Steps to Make Cobbler
The Boulevardier is a well-known cocktail with a high degree of adaptability. It has the texture and assertiveness of a Manhattan with the acidity, dryness, and bitterness of Campari. This dish exemplifies the balance that may be obtained when the proper ingredient ratio is used. Always keep this recipe in your back pocket. It will always come in handy.
If we combined the Boulevardier with an 80-proof bourbon and 30-proof vermouth, the resultant cocktail would be about 25% ABV (50 proof).
Steps to Make Boulevardier
The John Collins is a delightful bourbon sour drink appropriate for any celebration. It creates a fantastic everyday sipper that can be poured in a matter of minutes. In addition, it's a great opportunity to showcase your favorite whiskey in a simple, refreshing way.
Steps to Make John Collins
Tips: You can also shake this drink. To do so, place a mixing tin on top of the glass and give the mixture a brief shake before adding the soda.

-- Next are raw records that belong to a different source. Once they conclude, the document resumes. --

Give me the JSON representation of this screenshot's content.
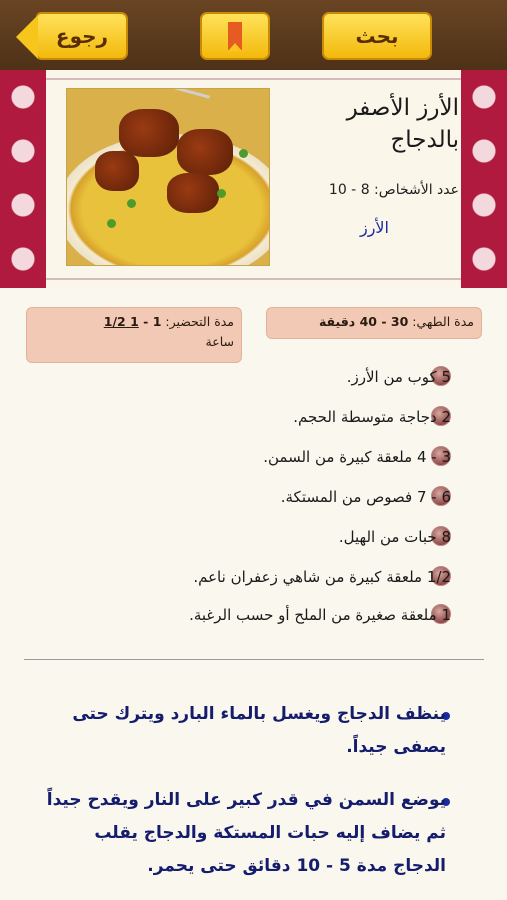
{
  "toolbar": {
    "back_label": "رجوع",
    "search_label": "بحث"
  },
  "recipe": {
    "title": "الأرز الأصفر بالدجاج",
    "servings": "عدد الأشخاص: 8 - 10",
    "category": "الأرز",
    "cook_time_label": "مدة الطهي:",
    "cook_time_value": "30 - 40 دقيقة",
    "prep_time_label": "مدة التحضير:",
    "prep_time_value_a": "1 - ",
    "prep_time_value_b": "1 1/2",
    "prep_time_unit": "ساعة"
  },
  "ingredients": [
    "5 كوب من الأرز.",
    "2 دجاجة متوسطة الحجم.",
    "3 - 4 ملعقة كبيرة من السمن.",
    "6 - 7 فصوص من المستكة.",
    "8 حبات من الهيل.",
    "1/2 ملعقة كبيرة من شاهي زعفران ناعم.",
    "1 ملعقة صغيرة من الملح أو حسب الرغبة."
  ],
  "steps": [
    "ينظف الدجاج ويغسل بالماء البارد ويترك حتى يصفى جيداً.",
    "يوضع السمن في قدر كبير على النار ويقدح جيداً ثم يضاف إليه حبات المستكة والدجاج يقلب الدجاج مدة 5 - 10 دقائق حتى يحمر."
  ],
  "colors": {
    "accent_ornament": "#b01a3e",
    "button_yellow": "#f7c61c",
    "topbar_brown": "#5c3b1e",
    "step_text": "#141c6c"
  }
}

The pickleback is a pretty intriguing whiskey shot that you must try for yourself. It's a shot of Jameson followed by a shot of pickle juice, and it's without a doubt one of the most renowned shots ordered in bars all over the world.
The mix is unusual, but it works well. Even if you don't like pickles, this is a drink you should try since it has a rich, umami flavor that you won't find in any other drink.
Step to Make Pickleback
Fill one shot glass halfway with whiskey and the other half with pickle juice.
Many people have discovered that a beer chaser is an excellent way to complete the pickleback, but it is not essential. If you want to give it a shot, stick to light, refreshing lagers. Pickleback enthusiasts' favorite beers are Dos Equis, Tecate, and Pabst Blue Ribbon.
The whiskey is the key to crafting a fantastic pickleback. You can pour any Irish whiskey—or any other whiskey—but it won't be the same as a shot of Jameson. Perhaps it's the woody sweetness of this specific whiskey or something else. It's difficult to explain why, but Jameson makes the finest pickleback.
What to mix with whiskey? Drambuie!! Served on the rocks. It's intended to be a classy, slow-sipping cocktail that's perfect for after dinner.
Feel free to switch from blended to single malts and experiment with different brands, selecting a selection that is as top-shelf as you desire. Choose a bottle that is between mid-and high-end. You may also want to tweak the ratio of the two spirits to suit your taste, as well as the sort of whiskey you're using.
Steps to Make Rusty Nail
The amounts of the two ingredients, as with many simple classic cocktails, will be determined by your particular preference. The recipe's 2:1 ratio is a good starting point, although many rusty nail enthusiasts prefer a 4:1 ratio (2 ounces scotch and 1/2 ounce Drambuie).